Falco leaves sandbox, steps into CNCF Incubator

Falco leaves sandbox, steps into CNCF Incubator

Cloud-native runtime security project Falco has joined the incubator of the Cloud Native Computing Foundation, after frolicking in the organisation’s sandbox since October 2018.

Falco is meant to reduce the risk of security incidents by informing about unexpected behaviour at runtime. It was started at container security company Sysdig, which is still the driving force of the project. The company’s chief open source advocate Kris Nova sees the promotion as an official reaffirmation of Falco’s vendor neutrality, which is a must for CNCF projects, as well as its general health, though.

Moving on, she has high hopes for the project. “Now that Falco is an incubation-level hosted project, we expect that Falco will become a standardized component for folks with runtime security concerns” she told DevClass in an e-mail. “We hope that we can use this new support to help tell a comprehensive cloud-native security story, in partnership with preventive tooling like OPA, and access control mechanisms, such as Kubernetes RBAC. We also expect that adoption will significantly increase our ability to generate and maintain contributions to the project.”

Falco’s new status also mirrors the growing importance of security projects in the CNCF. It was just a couple of weeks ago that The Update Framework became the foundation’s first security-related graduate project. While Sysdig’s CTO Loris Degioanni is surely happy about the interest, he also sees the issues connected to it.

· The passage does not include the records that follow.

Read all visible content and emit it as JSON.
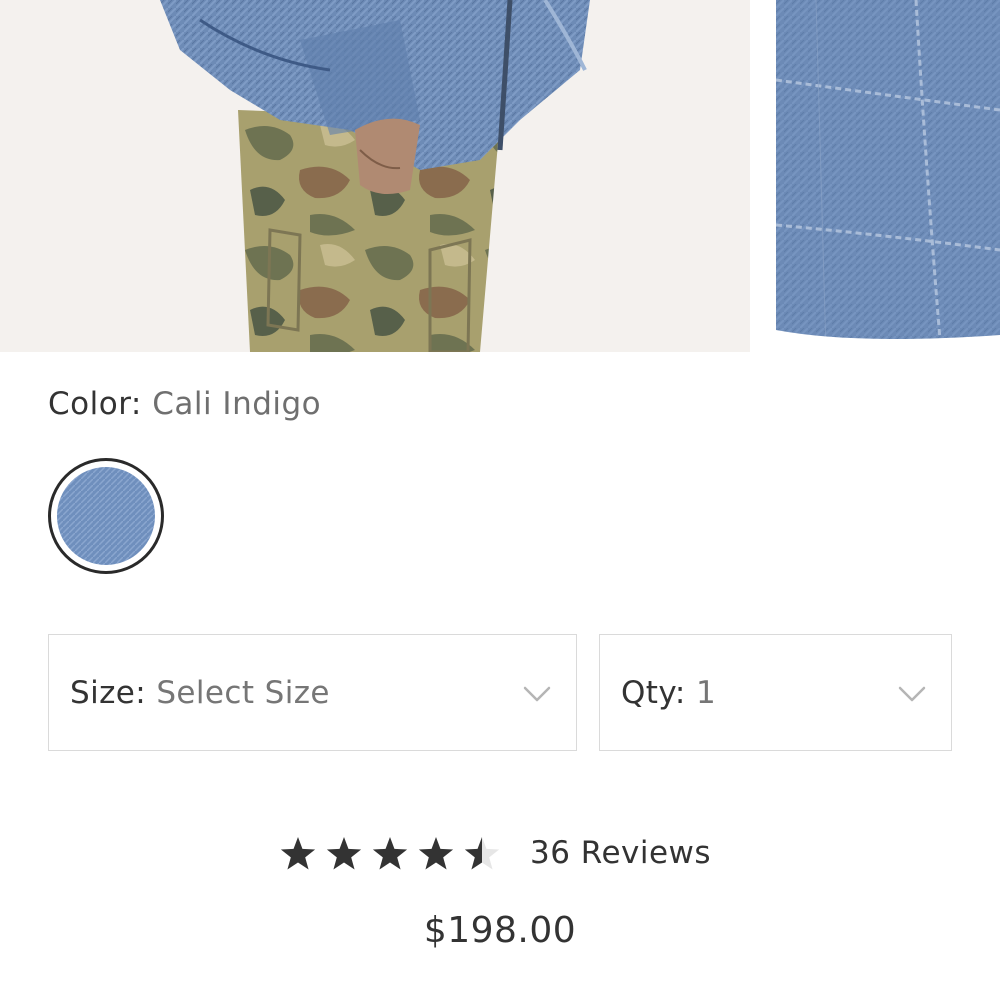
{
  "gallery": {
    "images": [
      {
        "alt": "Model wearing quilted denim jacket with camo pants"
      },
      {
        "alt": "Close-up of quilted denim texture"
      }
    ]
  },
  "color": {
    "label": "Color:",
    "value": "Cali Indigo",
    "swatch_color": "#6f8fbd"
  },
  "size_select": {
    "label": "Size:",
    "value": "Select Size"
  },
  "qty_select": {
    "label": "Qty:",
    "value": "1"
  },
  "rating": {
    "stars": 4.5,
    "max": 5,
    "reviews_label": "36 Reviews"
  },
  "price": "$198.00",
  "colors": {
    "text": "#333333",
    "muted": "#767676",
    "border": "#dadada",
    "denim": "#6f8fbd"
  }
}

“One of the biggest issues we continue to see is platform and cloud teams waiting to introduce security late in their adoption of cloud native. There is a fear that getting security involved early will slow the move to new environments. Therefore, we see that they first figure out how to deploy their application, then they worry about how to make it available. Their last step is tackling security and compliance. The thought is that security and compliance are not necessary until the application is available, so they do not focus on it until it’s needed.”

This, however, can get very costly, especially when issues come up with an already deployed solution. Finding the cause at that stage “requires a deeper investigation that takes more time and could require extensive changes to code. Using legacy security and compliance processes reduces the agility benefits of cloud native.” 

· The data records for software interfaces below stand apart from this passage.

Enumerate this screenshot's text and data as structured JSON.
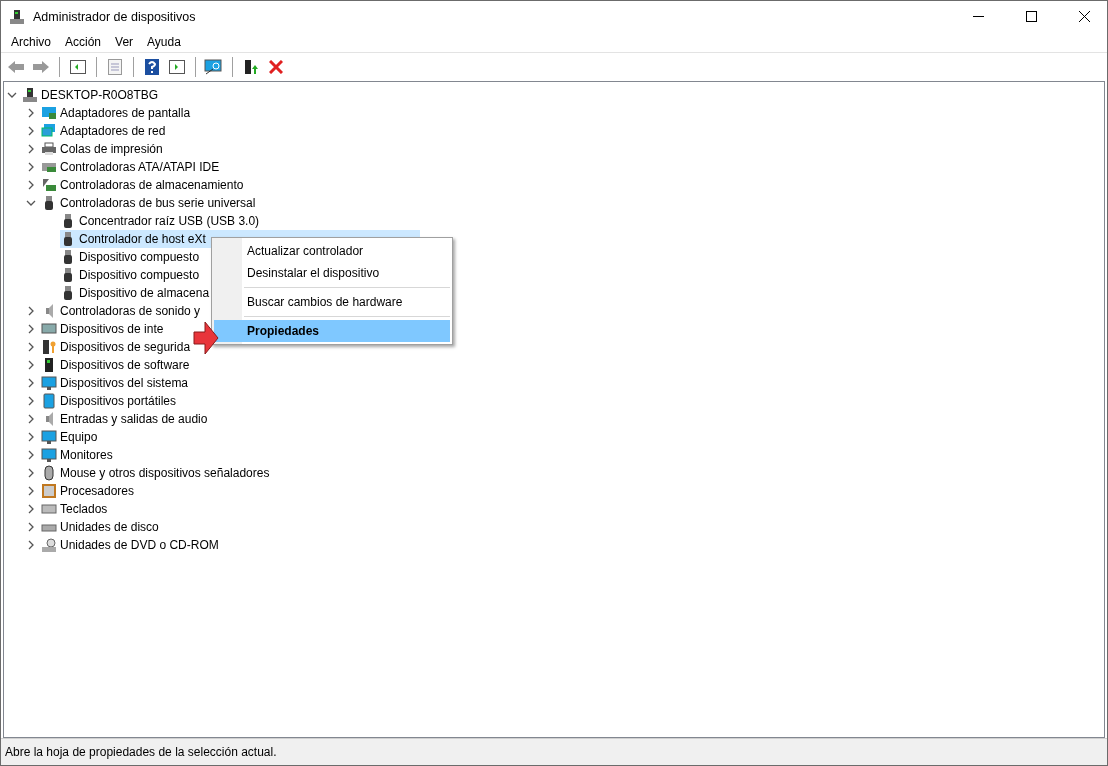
{
  "window": {
    "title": "Administrador de dispositivos"
  },
  "menu_bar": [
    "Archivo",
    "Acción",
    "Ver",
    "Ayuda"
  ],
  "tree": {
    "label": "DESKTOP-R0O8TBG",
    "expanded": true,
    "children": [
      {
        "label": "Adaptadores de pantalla",
        "expanded": false
      },
      {
        "label": "Adaptadores de red",
        "expanded": false
      },
      {
        "label": "Colas de impresión",
        "expanded": false
      },
      {
        "label": "Controladoras ATA/ATAPI IDE",
        "expanded": false
      },
      {
        "label": "Controladoras de almacenamiento",
        "expanded": false
      },
      {
        "label": "Controladoras de bus serie universal",
        "expanded": true,
        "children": [
          {
            "label": "Concentrador raíz USB (USB 3.0)",
            "selected": false
          },
          {
            "label": "Controlador de host eXt",
            "selected": true
          },
          {
            "label": "Dispositivo compuesto",
            "selected": false
          },
          {
            "label": "Dispositivo compuesto",
            "selected": false
          },
          {
            "label": "Dispositivo de almacena",
            "selected": false
          }
        ]
      },
      {
        "label": "Controladoras de sonido y",
        "expanded": false
      },
      {
        "label": "Dispositivos de inte",
        "expanded": false
      },
      {
        "label": "Dispositivos de segurida",
        "expanded": false
      },
      {
        "label": "Dispositivos de software",
        "expanded": false
      },
      {
        "label": "Dispositivos del sistema",
        "expanded": false
      },
      {
        "label": "Dispositivos portátiles",
        "expanded": false
      },
      {
        "label": "Entradas y salidas de audio",
        "expanded": false
      },
      {
        "label": "Equipo",
        "expanded": false
      },
      {
        "label": "Monitores",
        "expanded": false
      },
      {
        "label": "Mouse y otros dispositivos señaladores",
        "expanded": false
      },
      {
        "label": "Procesadores",
        "expanded": false
      },
      {
        "label": "Teclados",
        "expanded": false
      },
      {
        "label": "Unidades de disco",
        "expanded": false
      },
      {
        "label": "Unidades de DVD o CD-ROM",
        "expanded": false
      }
    ]
  },
  "context_menu": {
    "items": [
      {
        "kind": "item",
        "label": "Actualizar controlador",
        "selected": false,
        "bold": false
      },
      {
        "kind": "item",
        "label": "Desinstalar el dispositivo",
        "selected": false,
        "bold": false
      },
      {
        "kind": "separator"
      },
      {
        "kind": "item",
        "label": "Buscar cambios de hardware",
        "selected": false,
        "bold": false
      },
      {
        "kind": "separator"
      },
      {
        "kind": "item",
        "label": "Propiedades",
        "selected": true,
        "bold": true
      }
    ]
  },
  "status_bar": "Abre la hoja de propiedades de la selección actual."
}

To make open source security projects for the cloud native space more appealing, stability is as important as the signaling effect of a foundation home. Which is only one of the reasons why work on the first major Falco release is in full swing right now. According to Nova, version 1.0 “will include a new TLS encrypted gRPC API, as well as other features enabling the consumption of Falco with other cloud-native tooling”. 

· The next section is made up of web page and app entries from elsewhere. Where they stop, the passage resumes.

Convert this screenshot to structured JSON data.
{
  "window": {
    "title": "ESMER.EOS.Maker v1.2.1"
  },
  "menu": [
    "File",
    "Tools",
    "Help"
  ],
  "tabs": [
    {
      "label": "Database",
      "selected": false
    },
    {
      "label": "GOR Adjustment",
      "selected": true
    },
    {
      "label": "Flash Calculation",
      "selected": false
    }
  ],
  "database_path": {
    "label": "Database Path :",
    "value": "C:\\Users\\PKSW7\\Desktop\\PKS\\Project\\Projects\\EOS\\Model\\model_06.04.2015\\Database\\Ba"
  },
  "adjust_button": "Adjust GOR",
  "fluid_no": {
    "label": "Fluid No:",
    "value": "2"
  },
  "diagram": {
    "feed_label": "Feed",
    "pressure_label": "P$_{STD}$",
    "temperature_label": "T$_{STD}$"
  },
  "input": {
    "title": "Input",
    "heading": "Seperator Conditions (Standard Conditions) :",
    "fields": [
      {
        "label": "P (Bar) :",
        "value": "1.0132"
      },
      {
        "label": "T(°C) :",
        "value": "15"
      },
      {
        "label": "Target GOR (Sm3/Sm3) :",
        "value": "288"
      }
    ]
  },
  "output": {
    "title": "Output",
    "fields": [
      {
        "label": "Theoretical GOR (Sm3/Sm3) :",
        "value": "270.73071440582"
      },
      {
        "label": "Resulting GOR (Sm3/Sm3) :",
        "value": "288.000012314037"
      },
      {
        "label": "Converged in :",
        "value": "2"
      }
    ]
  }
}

Other aspects the team is currently working on are the move of Falco components to an API-first architecture and new rules for the project’s security hub. After that, it’s back to working on the items of the CNCF’s todo list for graduating the process, which include receiving a best practice batch and completing security audits.